Student loans can either help you or ruin your chances of success. Learn how to use them properly and how to keep them in check.
Student loan debt is one of the most serious problems in the US today. According to a news report published by The Economist, a multinational media company specializing in international business and world affairs, the total amount of student loan debt in the US exceeded $1.2 trillion in June 2014 with 7 million out of the nearly 40 million borrowers in default.
Aside from having their credit trashed, these people run the risk of becoming ineligible for some government jobs. It may even ruin their chances of being hired by many employers and may cause others to lose their professional license. And since about 60% of employers run credit checks before hiring or promoting, getting a higher paying job to repay their student loan debts becomes next to impossible for most Americans.
Tips to Minimize Your Student Loan Debts
Recognizing the severity of the situation, you need to learn how to borrow wisely for college to avoid running into some serious problems in the near future. Here are some tips that can help you do just that.

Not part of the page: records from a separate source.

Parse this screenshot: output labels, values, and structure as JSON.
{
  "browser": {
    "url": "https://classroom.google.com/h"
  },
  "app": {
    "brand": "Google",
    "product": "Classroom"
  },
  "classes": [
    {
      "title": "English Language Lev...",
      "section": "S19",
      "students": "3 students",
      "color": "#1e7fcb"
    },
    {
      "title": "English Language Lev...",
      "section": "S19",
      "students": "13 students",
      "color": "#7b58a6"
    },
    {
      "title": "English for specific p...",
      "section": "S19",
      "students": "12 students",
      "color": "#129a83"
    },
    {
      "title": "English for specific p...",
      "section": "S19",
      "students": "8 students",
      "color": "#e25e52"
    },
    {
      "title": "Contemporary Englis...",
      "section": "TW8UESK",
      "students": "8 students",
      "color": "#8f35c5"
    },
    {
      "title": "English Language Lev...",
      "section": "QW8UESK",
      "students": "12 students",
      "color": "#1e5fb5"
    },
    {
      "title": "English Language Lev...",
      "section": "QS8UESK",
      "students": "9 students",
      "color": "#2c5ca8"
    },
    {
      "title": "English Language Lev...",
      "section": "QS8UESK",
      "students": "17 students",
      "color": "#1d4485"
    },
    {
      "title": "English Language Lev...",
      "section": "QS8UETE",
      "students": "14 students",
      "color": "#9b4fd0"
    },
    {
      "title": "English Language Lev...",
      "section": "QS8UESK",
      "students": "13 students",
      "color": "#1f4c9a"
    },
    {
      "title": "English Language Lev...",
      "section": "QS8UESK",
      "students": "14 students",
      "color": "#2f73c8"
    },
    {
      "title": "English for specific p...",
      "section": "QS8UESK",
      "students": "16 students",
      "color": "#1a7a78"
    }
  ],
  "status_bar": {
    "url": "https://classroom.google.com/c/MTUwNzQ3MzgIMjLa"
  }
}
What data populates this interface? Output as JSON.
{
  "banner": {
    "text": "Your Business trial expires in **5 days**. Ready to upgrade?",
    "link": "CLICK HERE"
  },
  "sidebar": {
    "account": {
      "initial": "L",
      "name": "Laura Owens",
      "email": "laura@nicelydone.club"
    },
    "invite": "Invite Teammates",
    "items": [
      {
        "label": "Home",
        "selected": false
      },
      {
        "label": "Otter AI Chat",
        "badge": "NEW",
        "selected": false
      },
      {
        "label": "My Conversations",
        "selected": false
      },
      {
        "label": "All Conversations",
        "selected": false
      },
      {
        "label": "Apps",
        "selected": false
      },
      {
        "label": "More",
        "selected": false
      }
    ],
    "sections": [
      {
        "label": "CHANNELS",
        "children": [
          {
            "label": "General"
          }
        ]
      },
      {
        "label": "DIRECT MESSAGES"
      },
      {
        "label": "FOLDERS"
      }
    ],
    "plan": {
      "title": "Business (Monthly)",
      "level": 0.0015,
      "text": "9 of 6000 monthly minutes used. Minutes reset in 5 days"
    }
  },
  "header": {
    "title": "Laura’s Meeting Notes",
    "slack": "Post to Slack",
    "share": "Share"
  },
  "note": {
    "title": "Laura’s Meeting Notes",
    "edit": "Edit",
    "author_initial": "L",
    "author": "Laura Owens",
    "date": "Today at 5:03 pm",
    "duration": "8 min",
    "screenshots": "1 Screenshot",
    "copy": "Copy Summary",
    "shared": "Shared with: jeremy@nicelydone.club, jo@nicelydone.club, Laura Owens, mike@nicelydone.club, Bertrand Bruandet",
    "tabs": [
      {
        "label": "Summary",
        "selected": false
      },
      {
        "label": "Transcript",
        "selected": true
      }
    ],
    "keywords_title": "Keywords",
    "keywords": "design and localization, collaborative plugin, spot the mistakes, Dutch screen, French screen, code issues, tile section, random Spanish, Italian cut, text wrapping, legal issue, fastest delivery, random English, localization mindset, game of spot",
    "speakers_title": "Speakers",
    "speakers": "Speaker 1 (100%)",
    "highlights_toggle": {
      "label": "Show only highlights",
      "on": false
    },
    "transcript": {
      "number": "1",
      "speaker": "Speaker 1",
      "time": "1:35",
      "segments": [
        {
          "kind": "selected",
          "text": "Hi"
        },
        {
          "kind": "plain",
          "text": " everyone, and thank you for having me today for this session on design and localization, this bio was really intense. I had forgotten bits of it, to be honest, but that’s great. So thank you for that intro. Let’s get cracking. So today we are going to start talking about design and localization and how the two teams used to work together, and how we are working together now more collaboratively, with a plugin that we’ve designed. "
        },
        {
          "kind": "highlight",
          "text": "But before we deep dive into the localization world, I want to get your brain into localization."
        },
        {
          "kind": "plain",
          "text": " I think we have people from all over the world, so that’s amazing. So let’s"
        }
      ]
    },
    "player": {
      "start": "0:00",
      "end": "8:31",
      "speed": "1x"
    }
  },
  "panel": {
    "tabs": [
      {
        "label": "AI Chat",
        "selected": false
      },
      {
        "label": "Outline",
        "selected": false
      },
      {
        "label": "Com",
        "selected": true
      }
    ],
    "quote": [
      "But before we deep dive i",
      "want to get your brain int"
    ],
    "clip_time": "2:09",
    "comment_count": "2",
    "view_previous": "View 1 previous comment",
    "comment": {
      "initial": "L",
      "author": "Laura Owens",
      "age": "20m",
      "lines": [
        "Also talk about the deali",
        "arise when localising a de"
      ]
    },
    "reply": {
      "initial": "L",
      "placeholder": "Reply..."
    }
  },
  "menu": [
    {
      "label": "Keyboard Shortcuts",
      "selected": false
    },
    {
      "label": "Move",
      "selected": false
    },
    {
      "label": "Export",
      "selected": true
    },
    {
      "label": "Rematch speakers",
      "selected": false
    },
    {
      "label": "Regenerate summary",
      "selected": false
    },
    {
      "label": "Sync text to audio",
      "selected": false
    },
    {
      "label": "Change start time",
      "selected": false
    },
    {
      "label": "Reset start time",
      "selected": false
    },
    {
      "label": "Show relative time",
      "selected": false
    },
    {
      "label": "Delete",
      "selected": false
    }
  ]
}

Take only what you need. Aside from your tuition, you also need to consider other expenses such as books, housing, meal and transportation to come up with the total amount needed for college. Make this task easier by using the online net price calculator provided by your chosen college or university. Take only what you need and resist the temptation to take excess loans.
Understand your loan. Know the repayment terms and the amount of your monthly loan payments. To get a more accurate idea, use the Department of Education’s repayment comparison calculator.
Consider other funding sources before applying for student loans. Look into college scholarships and higher education grants, and utilize any college savings plans before taking out a loan. Consider federal loans first since they are cheaper and offer more affordable repayment terms.
Live frugally. Find affordable housing and limit living expenses whenever possible. If living on campus, try not to have a car since the cost of insurance and maintaining the vehicle can add up quickly. Think twice before buying anything with your student loan money.
Seek out advice. Consult the experts (including the school’s financial aid office, your parents, and other college graduates) before signing on the dotted lines to make sure you are making the right decision.
Graduate earlier. Obtaining your Bachelor’s degree in less than four years can help you save a considerable amount of money so take more courses than normal. Also take summer courses whenever possible.
Start paying the interest. While you don’t need to pay the loan interest while you’re still in school, doing so can help you save a lot of money. Working part-time during the school year and full-time during summer or starting a low-cost side business can help you earn the money that you need to start paying off the interest.